What advice would you give to other students about beginning a career on Capitol Hill?
Rachel: The Hill is a great place to start a career. I’ve found that the depth and breadth of the skills that you build, and the speed at which this happens, is unrivaled. I’ve learned a tremendous amount from fellow press and digital staffers here in the Senate, but also from our policy staff. The community on the Hill is very strong, and I’ve gained a lot from simply asking questions, taking on new and challenging projects, and stepping out of my comfort zone.
I’d advise new staffers never to get complacent – strive to learn something new or meet someone new every day, and to always look for ways that you can better serve constituents – because ultimately, our job is to represent them in Washington to the best of our abilities.
What work skills and other personal qualities have you observed as important for success as a member of a senator’s staff?

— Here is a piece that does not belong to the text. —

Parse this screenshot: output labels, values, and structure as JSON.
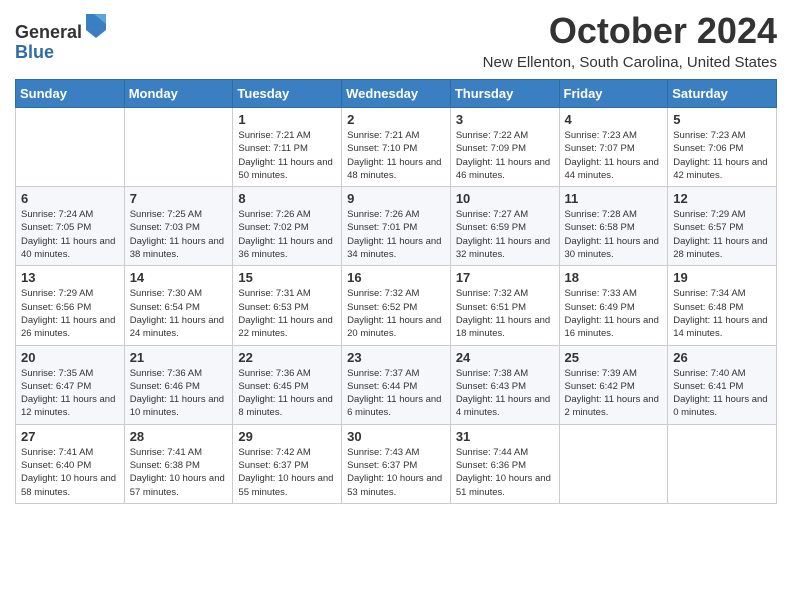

Rachel: A strong work ethic, a true desire to serve the constituents of your boss’ state or district, and an ability to work effectively on a fast-moving team have proven to be some of the most important qualities of a good staffer in my experience.
Patrick: The most important work skills necessary for being an effective Senate staffer are diligence, timeliness, and flexibility. These qualities are useful in a constantly changing environment like Congress, and your ability to react quickly to new facts while still being attentive to detail is essential if you’re going to be an effective aide.
Do you ever meet up with or run into other USSYP alums on the Hill?
Rachel: It just so happens that Colorado’s junior senator – Cory Gardner – is also a USSYP alum. During my Washington Week, we heard from Senator Gardner, who was a congressman at the time – and now our communications team regularly works with Senator Gardner’s office on bipartisan legislation and issues of importance to Colorado. D.C. has a very strong community of USSYP alums. My roommate from my Washington Week also lives in D.C. and works at the ACLU. She is now a close friend, and we regularly get together with a group of our fellow delegates who work in D.C. across all sectors.
Photos provided by Patrick Flanigan and Rachel Skaar